Update: And the winner is…
Alicia K Livivua C. I have sent the winner an e-mail, and he or she has 48 hours to respond with contact information or I’ll have to choose another winner. Thanks to everyone who entered!
While I was growing up, my parents worked hard to teach my sister and I how to manage money.
Starting in kindergarten, we each received a small allowance, and we had to manage that money to buy any toys or do any extra activities (that they wouldn’t normally have paid for). Plus, once we hit high school, my parents gave us a set amount of money for our clothing allowance. We could choose to either blow that money on a few outfits or shop the clearance racks and stretch our money as far as it would go. It was a great lesson in sticking to a budget.

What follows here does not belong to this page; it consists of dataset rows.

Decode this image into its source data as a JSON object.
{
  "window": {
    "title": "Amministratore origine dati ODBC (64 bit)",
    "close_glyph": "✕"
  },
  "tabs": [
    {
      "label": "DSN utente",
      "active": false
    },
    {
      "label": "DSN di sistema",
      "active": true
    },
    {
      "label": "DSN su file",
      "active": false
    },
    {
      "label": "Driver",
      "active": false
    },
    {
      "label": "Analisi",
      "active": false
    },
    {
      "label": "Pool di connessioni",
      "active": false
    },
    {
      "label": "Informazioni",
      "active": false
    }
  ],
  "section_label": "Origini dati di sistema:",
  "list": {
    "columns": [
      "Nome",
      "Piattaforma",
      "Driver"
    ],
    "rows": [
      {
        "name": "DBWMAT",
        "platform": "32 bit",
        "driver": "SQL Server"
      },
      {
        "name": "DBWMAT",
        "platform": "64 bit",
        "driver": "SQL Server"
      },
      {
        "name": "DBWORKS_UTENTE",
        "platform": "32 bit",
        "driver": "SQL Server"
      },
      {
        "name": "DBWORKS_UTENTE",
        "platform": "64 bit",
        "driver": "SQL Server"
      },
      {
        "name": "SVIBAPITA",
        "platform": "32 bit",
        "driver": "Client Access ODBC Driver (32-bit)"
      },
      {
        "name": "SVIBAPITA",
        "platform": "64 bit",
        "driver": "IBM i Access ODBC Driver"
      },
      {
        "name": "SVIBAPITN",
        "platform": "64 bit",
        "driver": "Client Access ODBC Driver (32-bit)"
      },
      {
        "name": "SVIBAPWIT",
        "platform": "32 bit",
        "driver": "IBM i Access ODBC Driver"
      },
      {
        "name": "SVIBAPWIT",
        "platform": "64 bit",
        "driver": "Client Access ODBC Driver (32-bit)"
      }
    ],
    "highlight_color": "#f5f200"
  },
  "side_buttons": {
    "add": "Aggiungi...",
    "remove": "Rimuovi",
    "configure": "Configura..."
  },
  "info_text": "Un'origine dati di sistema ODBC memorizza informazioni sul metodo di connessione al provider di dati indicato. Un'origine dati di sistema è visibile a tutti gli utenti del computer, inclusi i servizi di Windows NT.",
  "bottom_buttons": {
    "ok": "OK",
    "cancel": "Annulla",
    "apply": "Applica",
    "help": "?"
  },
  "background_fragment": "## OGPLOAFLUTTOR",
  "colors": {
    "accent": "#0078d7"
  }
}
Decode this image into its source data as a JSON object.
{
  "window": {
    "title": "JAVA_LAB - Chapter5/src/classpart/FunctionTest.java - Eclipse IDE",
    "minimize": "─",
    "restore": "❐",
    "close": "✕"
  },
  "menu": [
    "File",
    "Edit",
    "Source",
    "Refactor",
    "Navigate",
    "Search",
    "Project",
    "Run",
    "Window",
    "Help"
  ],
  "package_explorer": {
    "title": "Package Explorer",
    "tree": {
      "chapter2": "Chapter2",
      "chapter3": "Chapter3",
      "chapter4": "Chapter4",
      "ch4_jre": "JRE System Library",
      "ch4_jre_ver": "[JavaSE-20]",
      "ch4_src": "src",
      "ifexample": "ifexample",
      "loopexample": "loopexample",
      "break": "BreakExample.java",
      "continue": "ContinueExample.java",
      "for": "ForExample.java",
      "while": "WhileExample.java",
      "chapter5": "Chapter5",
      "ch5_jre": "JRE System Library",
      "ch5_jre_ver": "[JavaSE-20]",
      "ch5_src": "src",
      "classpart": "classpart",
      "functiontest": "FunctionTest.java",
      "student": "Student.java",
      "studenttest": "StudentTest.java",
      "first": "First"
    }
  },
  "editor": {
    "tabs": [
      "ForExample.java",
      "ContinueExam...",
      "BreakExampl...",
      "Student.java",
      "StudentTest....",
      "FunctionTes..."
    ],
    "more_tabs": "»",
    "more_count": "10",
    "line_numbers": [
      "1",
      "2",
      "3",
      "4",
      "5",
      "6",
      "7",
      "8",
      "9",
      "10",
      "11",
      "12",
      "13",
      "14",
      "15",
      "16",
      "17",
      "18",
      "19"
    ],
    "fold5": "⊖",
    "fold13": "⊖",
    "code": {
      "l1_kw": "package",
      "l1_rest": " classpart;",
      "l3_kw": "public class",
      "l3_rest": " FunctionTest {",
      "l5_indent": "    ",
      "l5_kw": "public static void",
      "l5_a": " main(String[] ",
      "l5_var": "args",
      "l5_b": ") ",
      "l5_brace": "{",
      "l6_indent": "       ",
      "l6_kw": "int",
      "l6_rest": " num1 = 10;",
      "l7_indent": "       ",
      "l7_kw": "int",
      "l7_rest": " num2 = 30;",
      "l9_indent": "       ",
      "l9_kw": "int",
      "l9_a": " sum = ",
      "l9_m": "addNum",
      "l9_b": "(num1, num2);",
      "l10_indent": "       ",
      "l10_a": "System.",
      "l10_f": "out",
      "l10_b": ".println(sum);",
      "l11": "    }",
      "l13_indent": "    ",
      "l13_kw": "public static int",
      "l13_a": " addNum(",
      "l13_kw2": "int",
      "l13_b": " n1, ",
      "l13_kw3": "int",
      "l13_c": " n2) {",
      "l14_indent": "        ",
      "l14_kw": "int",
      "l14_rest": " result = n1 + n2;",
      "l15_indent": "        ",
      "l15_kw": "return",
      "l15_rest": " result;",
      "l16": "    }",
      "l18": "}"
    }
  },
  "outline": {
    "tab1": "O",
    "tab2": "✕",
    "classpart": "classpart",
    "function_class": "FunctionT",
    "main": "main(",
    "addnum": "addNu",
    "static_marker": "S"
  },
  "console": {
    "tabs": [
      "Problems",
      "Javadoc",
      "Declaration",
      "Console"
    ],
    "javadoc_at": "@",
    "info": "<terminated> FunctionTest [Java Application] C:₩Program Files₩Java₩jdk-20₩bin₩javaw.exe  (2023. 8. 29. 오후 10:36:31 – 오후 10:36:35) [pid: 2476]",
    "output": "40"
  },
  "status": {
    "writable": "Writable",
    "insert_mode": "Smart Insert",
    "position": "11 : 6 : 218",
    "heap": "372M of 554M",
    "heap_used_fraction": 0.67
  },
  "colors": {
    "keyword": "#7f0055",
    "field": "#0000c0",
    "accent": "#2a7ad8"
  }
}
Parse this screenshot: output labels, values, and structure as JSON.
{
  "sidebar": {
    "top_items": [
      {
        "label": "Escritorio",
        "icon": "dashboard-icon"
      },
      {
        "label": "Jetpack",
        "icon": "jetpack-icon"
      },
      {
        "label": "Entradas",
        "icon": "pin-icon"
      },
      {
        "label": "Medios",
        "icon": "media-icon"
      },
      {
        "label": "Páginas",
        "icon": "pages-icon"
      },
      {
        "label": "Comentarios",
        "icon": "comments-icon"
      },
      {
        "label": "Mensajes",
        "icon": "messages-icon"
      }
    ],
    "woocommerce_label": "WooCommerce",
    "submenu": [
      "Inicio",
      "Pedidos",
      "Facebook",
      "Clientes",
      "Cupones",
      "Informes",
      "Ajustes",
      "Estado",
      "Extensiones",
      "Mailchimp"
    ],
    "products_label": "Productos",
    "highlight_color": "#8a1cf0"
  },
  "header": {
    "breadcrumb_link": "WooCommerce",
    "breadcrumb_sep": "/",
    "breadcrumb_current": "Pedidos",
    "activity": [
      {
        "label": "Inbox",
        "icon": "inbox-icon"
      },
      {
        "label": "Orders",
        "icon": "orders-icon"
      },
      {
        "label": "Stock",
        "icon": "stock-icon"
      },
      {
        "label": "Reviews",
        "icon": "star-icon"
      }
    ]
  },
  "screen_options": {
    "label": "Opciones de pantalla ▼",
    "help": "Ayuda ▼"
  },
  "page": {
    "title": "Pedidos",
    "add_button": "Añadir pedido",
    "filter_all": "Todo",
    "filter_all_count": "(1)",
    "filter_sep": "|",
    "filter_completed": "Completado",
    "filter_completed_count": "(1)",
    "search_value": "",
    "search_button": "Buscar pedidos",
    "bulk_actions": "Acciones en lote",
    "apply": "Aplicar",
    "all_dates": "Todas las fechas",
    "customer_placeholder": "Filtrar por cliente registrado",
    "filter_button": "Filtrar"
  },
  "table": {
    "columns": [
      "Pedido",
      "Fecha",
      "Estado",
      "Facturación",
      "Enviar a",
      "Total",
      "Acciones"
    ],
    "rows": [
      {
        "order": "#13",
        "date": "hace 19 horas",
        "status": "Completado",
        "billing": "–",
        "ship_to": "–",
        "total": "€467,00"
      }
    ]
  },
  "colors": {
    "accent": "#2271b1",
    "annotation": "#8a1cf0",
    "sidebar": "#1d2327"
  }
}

I wanted more money than I got from my parents, so I worked a paper route in 6th through 8th grades, babysat, and worked in fast food in high school. In my college years, I worked every summer and Christmas break as well as several steady babysitting jobs. I learned a lot about working hard for my money.
Although I think my parents did a good job of teaching my sister and I about money, not everyone’s parents did that. Did you know that 1/3 of parents are more comfortable talking with their kids about smoking, drugs and bullying than about money?
Because of that, H&R Block has funded H&R Block Dollars & Sense, which provides personal finance curriculum to high schools and scholarships to students nationwide, helping to further financial literacy in youth.
And since April is National Financial Literacy Month, they have teamed up with DoSomething.org to encourage young people to share stories about wacky things they have done to save money – and they can even win a scholarship by doing the following by April 30th:
- Facebook App: Using the Craziest Thing I Did To Save Money Facebook app (dosomething.org/crazy), young people can upload photos, stories and advice to share with their friends and receive advice on smart ways to save money. Participants have the chance to win a $4,000 scholarship.
- Mobile: By texting “WYR” to 38383, teens can weigh in on ridiculous ways to save money and receive more reasonable money-saving advice.
- Toolkit: More than $30,000 in scholarships is up for grabs for young people who use the “Mind On My Money & Money On My Mind” toolkit to teach their friends about personal finance. The toolkit (dosomething.org/save) includes interactive activities, an online personal finance game and additional resources.
The H&R Block Dollars & Sense Team has some great tips for parents for teaching their children personal finance, including:
- Prepare a budget and don’t spend more than you earn. While this may seem simple, more than half of adults don’t have a budget[i] and 4-in-10 families spend more than they earn each year[ii]. Encourage teens to prepare a budget that includes income from allowance or jobs, regular and expected expenses, and a savings plan. Each month, help them track their expenses and learn tips to stay on budget.
- You must pay your bills on time. Defaulting on a loan can have dire consequences – and paying just a few bills late can have a big impact on one’s credit score. Yet, many young adults do not pay their bills on time each month. Teach your teen to be timely with bill payments by tackling the chore together around the same time each month. Getting teens in the habit of a monthly bill-pay day will pay off in the long term.
- Before taking on debt, determine the cost to repay any loans. Two-thirds of students who graduate with bachelor’s degrees have student loans, with the average debt of about $27,000[iii]. During your child’s junior year of high school, develop a student loan plan with your teen. Consider how long he will be in school, discuss subsidized versus unsubsidized loans, and use online student loan calculators to estimate his monthly payment after graduation.
- Big investments often come with unexpected costs. Homes, cars and other investments come along with a range of expenses that are unfamiliar to teens. If your teens have access to a vehicle, require they play a role in the auto’s payment, insurance and maintenance.
- Save now and spend later. Studies have shown people spend up to 30 percent more on purchases when using credit cards instead of checks or cash[iv]. Rather than start with a credit card, have teens open a checking and savings account, then help them develop a savings plan for their next big purchase. Teens should save at least 30 percent of everything they make from allowance, jobs or gifts.
- If you must use credit cards, pay in full each month. Nearly half of households carry a balance on their credit cards, with an average debt of more than $15,000[v]! If your teen takes out a card, help her set a realistic credit limit, then require she pay the balance in full each month. Be sure to discuss interest rates, default rates, annual fees and payment schedules.
H&R Block has offered to give one (1) lucky reader a $50 Emerald Card (a prepaid Mastercard).
You must be at least 18 years old and a U.S. resident to win.
1. What is the craziest thing you ever did to save money? Leave a comment on this post with your answer.
3. Follow H&R Block Dollars & Sense through Facebook and leave a comment on this post.
You have until Tuesday (4/30) at 11:59 pm ET to enter the giveaway. I will choose a winner at random using the “And the Winner Is…” plugin, and send the winner an e-mail. The winner will have 48 hours to respond with his/her contact information or I will have to choose another winner. After the giveaway is over, I will update the winner’s information (first name and last initial) on the top of this post.
Disclosure: This is a sponsored post on behalf of H&R Block. H&R Block is providing the gift card for the winner.